Ricardo J. Caballero is the Ford International Professor of Economics and Co-Director of the World Economic Laboratory at Massachusetts Institute of Technology, and an NBER Research Associate in economic fluctuations and growth. A Chilean native, he received his Ph.D. from MIT. Before returning to MIT, he taught at Columbia University for three years, and was an Olin Fellow at the NBER. Caballero has also been a visiting scholar and consultant at the American Enterprise Institute, the European Central Bank, the Federal Reserve Board, the Inter-American Development Bank, the International Monetary Fund, the World Bank, and several central banks and government institutions around the world.

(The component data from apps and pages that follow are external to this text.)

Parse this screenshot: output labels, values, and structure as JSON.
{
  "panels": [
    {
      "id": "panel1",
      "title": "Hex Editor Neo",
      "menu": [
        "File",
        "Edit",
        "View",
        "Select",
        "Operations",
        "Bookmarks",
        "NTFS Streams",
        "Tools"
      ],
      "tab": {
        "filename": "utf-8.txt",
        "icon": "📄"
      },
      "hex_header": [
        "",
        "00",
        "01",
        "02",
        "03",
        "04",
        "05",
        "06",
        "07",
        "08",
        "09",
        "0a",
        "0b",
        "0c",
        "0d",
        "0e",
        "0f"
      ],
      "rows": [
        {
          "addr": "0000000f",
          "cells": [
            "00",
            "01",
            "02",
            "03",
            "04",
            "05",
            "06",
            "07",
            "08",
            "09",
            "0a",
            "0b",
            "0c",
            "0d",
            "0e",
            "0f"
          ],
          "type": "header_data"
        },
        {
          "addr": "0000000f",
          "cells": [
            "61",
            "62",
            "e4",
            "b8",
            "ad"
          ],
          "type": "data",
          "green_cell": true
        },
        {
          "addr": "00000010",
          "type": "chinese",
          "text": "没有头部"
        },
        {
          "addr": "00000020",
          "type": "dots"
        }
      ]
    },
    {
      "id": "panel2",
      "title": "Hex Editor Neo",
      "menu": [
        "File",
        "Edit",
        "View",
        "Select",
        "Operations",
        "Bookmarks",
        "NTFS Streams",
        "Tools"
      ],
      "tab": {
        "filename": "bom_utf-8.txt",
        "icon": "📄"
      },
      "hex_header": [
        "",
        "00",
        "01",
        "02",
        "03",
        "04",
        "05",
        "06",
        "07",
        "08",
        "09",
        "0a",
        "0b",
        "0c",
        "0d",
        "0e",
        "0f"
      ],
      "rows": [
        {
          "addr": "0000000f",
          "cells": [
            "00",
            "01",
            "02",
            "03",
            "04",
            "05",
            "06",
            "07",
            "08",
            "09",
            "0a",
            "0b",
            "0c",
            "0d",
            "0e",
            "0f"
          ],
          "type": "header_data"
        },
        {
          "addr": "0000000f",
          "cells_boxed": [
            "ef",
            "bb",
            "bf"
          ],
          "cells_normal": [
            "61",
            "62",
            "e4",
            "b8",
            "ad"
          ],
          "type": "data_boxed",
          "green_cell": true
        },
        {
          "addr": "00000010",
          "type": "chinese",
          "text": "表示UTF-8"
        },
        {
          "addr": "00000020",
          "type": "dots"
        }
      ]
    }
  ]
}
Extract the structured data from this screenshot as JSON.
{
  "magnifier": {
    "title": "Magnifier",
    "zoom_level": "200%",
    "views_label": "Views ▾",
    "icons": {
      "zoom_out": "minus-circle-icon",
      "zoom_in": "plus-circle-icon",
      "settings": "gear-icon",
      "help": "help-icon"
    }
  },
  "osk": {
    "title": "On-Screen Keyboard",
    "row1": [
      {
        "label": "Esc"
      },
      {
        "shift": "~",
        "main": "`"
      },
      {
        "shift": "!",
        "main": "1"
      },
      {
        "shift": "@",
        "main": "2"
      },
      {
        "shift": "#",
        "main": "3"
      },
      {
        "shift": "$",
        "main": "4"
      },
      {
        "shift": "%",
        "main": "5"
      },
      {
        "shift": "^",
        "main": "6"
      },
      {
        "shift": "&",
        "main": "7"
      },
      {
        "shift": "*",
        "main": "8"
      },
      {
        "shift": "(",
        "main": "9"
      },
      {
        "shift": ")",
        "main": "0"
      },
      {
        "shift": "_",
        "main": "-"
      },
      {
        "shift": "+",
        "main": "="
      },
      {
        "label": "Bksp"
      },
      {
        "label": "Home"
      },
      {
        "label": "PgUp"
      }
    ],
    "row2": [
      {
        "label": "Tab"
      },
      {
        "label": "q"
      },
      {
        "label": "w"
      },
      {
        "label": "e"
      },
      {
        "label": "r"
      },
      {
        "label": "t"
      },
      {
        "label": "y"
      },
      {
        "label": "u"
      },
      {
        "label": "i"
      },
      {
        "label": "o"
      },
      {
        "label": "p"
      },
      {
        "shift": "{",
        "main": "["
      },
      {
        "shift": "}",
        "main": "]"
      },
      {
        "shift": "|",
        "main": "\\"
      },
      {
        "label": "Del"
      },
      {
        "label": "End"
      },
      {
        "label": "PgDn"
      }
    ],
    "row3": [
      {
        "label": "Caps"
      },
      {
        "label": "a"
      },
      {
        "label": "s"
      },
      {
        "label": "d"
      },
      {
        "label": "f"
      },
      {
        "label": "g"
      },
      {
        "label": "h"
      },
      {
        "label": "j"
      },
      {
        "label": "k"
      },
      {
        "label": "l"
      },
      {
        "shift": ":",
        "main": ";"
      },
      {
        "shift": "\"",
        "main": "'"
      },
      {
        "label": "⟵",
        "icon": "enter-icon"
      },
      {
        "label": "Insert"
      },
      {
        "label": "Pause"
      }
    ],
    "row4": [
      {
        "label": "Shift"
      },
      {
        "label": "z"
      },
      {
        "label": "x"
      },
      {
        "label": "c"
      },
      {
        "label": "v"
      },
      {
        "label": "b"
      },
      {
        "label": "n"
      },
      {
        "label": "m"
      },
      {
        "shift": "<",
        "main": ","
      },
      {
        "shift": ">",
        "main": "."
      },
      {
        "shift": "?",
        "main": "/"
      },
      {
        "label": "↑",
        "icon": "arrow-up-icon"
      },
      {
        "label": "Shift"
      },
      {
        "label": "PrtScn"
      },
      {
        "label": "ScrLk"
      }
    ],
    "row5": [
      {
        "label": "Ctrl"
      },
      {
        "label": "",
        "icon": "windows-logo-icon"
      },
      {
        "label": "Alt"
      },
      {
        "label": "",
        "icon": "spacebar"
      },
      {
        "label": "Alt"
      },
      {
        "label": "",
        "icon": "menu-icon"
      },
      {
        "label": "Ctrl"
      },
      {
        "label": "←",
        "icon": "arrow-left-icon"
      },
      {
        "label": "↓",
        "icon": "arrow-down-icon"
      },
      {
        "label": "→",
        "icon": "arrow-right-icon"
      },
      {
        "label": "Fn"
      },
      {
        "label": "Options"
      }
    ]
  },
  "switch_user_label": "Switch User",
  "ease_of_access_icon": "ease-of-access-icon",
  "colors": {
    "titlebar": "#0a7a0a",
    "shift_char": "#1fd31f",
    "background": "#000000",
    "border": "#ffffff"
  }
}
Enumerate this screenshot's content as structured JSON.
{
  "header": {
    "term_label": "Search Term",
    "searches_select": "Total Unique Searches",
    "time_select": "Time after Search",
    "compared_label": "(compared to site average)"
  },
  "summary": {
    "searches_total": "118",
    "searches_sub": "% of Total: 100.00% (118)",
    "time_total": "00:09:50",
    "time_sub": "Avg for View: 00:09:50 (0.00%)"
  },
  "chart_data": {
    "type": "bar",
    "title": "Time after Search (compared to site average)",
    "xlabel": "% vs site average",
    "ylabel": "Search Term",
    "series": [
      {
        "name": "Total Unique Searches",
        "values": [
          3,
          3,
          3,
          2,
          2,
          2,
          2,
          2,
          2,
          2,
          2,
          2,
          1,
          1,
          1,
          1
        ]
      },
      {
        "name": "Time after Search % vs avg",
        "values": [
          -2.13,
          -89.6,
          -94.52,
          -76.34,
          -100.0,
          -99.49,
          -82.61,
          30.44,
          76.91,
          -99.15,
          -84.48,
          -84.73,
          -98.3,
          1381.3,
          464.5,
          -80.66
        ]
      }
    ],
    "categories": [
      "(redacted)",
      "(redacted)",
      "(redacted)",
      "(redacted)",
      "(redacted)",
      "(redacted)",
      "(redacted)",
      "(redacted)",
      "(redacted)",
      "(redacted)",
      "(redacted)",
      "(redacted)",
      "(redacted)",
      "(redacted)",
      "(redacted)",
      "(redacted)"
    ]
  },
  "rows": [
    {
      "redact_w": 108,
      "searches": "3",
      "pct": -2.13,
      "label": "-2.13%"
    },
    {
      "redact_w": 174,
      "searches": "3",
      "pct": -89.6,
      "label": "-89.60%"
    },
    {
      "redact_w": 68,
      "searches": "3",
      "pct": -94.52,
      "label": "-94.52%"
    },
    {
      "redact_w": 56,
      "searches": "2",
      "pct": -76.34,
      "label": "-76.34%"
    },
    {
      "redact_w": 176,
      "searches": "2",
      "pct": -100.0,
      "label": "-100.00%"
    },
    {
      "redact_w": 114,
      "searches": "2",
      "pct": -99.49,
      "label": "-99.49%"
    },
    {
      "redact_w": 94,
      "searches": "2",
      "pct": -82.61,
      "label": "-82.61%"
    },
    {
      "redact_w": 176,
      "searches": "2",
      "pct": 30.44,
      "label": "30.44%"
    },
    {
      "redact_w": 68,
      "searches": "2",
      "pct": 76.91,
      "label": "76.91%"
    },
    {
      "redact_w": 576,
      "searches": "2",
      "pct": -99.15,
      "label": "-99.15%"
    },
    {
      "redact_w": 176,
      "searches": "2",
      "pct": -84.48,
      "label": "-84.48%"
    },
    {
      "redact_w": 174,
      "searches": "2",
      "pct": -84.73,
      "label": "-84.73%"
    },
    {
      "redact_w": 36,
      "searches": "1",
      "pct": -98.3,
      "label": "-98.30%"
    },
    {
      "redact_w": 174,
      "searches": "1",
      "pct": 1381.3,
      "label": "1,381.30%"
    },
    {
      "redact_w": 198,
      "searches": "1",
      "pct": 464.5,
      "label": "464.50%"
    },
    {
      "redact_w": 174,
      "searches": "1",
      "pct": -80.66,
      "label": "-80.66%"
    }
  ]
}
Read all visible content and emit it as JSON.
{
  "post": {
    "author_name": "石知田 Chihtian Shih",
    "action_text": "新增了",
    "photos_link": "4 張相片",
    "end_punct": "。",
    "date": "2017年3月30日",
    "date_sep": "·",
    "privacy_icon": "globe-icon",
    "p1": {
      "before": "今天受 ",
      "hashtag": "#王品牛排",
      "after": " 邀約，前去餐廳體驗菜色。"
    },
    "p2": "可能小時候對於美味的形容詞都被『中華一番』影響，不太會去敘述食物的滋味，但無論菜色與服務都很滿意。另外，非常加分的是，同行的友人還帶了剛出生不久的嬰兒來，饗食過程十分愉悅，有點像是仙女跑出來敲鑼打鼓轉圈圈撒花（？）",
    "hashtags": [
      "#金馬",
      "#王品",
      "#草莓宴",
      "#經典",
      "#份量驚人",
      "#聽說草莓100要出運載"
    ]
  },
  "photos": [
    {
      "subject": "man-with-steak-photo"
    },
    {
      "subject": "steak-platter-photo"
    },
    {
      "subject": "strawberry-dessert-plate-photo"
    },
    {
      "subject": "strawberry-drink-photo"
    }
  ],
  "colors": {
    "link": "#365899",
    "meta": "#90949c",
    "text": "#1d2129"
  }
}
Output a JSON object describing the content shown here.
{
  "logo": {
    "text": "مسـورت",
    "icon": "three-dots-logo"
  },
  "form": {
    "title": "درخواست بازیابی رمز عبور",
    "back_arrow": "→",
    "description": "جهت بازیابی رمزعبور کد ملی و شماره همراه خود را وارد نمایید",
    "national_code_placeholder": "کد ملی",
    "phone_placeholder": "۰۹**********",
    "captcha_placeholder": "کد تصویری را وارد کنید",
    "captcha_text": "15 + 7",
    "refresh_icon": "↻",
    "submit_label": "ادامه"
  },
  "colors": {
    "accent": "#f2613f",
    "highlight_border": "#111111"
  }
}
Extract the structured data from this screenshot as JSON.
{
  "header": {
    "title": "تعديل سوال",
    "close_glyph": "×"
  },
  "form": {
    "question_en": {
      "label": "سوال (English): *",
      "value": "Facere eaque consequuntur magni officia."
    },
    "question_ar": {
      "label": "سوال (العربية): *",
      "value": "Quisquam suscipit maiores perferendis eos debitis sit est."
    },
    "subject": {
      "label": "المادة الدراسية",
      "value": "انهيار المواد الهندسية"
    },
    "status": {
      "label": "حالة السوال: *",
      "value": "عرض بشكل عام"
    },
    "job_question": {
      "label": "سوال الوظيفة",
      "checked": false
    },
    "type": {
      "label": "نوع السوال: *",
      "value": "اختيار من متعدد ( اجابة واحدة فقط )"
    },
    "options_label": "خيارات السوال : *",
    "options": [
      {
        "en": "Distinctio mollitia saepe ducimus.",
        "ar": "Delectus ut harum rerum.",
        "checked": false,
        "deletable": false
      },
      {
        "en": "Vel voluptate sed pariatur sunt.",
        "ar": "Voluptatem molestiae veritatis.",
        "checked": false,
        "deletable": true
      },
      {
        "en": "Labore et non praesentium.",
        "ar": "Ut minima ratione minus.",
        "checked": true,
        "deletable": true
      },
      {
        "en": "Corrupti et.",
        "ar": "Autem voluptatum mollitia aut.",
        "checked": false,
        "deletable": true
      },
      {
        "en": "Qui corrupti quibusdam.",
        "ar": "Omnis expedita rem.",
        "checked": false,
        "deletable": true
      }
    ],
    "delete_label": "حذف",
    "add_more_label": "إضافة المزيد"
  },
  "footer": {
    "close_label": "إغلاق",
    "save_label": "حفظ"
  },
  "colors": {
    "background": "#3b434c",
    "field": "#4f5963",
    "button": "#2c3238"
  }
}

Caballero’s teaching and research fields are macroeconomics, international economics, and finance. His current research looks at global capital markets, speculative episodes and financial bubbles, systemic crises prevention mechanisms, and dynamic restructuring. His policy work focuses on aggregate risk management and insurance arrangements for emerging market economies. He has also written about aggregate consumption and investment, exchange rates, externalities, growth, price rigidity, and dynamic aggregation. Among his most recent publications, “Bubbles and Capital Flow Volatility: Causes and Risk Management” in Journal of Monetary Economics (with A. Krishnamurthy, Vol. 53/1, January 2006), and "An Equilibrium Model of 'Global Imbalances' and Low Interest Rates" (with Emmanuel Farhi and Pierre-Olivier Gourinchas) in American Economic Review, 2008, Vol. 98:1, pgs 358-393.
He serves in the editorial board of several academic journals and was the winner of the 2002 Frisch Medal of the Econometric Society.
Recent Blog Posts by Ricardo Caballero
- Steady Through This Storm
- A “legacy-equity” mechanism to recapitalise the banks
- A Preliminary Reaction to the PPIP
- A (Mostly) Private Capital Assistance Programme (CAP)
- Constructive solutions to the financial crisis
- A “Deal” Mentality is Bad Macroeconomics
- Dow Boost and a (Nearly) Private Sector Solution to the Crisis
- Nationalization without Prices: A Recipe for Disaster
- A Global Perspective on the Great Financial Insurance Run: Causes, Consequences, and Solutions
- A Capital-less Financial System
- Normalcy is Just a Few Bold Policy Steps Away
- Knightian Uncertainty and its Implications for the TARP
- Paulson plan: ‘exemplary punishment’ could backfire
- Moral Hazard Misconception – Part 2
- Moral Hazard Misconception